Now the president has issued a subsequent order, attempting to deal with some of the legal issues. It no longer gives preference to non-Muslims, although the order only applies to six Muslim-majority countries. The courts have long held that if it is apparent the intent of a governmental action was unconstitutional, then they will look past the "four corners" of the document under question to determine if it is unconstitutional. If this is not enough for the courts, I can suggest another alternative.
According to Article VI of the US Constitution, all treaties in which the United States is a party shall be treated as part of the "supreme law of the land."
The International Covenant on Civil and Political Rights is a treaty to which the United States is a party. The first paragraph of Article 2 of that treaty states:
Each State Party to the present Covenant undertakes to respect and to ensure to all individuals within its territory and subject to its jurisdiction the rights recognized in the present Covenant, without distinction of any kind, such as race, colour, sex, language, religion, political or other opinion, national or social origin, property, birth or other status. (emphasis added).
In addition, Article 26 of that treaty states:
All persons are equal before the law and are entitled without any discrimination to the equal protection of the law. In this respect, the law shall prohibit any discrimination and guarantee to all persons equal and effective protection against discrimination on any ground such as race, colour, sex, language, religion, political or other opinion, national or social origin, property, birth or other status. (emphasis added).

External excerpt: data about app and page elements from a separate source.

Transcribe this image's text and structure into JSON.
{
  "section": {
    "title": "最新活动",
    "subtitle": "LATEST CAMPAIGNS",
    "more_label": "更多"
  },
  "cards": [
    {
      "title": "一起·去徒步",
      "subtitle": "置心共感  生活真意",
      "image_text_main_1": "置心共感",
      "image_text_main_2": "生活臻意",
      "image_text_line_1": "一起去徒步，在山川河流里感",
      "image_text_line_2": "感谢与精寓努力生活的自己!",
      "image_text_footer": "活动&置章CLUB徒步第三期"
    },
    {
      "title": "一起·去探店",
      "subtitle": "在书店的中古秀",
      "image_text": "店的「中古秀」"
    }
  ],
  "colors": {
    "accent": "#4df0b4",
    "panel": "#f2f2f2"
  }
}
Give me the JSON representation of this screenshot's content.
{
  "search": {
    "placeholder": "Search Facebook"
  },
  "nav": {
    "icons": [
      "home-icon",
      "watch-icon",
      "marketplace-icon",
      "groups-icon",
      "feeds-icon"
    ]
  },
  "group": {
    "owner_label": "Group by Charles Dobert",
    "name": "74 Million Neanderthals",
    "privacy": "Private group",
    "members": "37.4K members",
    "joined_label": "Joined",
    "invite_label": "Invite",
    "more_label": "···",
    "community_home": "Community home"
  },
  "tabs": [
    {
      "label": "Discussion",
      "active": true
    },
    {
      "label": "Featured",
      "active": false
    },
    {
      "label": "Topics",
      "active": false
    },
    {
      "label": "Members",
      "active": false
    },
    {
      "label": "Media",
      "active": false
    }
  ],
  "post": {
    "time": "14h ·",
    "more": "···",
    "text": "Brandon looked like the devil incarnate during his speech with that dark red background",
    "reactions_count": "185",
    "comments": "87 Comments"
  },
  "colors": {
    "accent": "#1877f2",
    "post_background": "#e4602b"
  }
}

The new order, while not differentiating between religious beliefs on its face (the courts must determine intent), does differentiate between immigrants and visitors based on national origin in direct violation of this treaty and, therefore, must be struck down as illegal.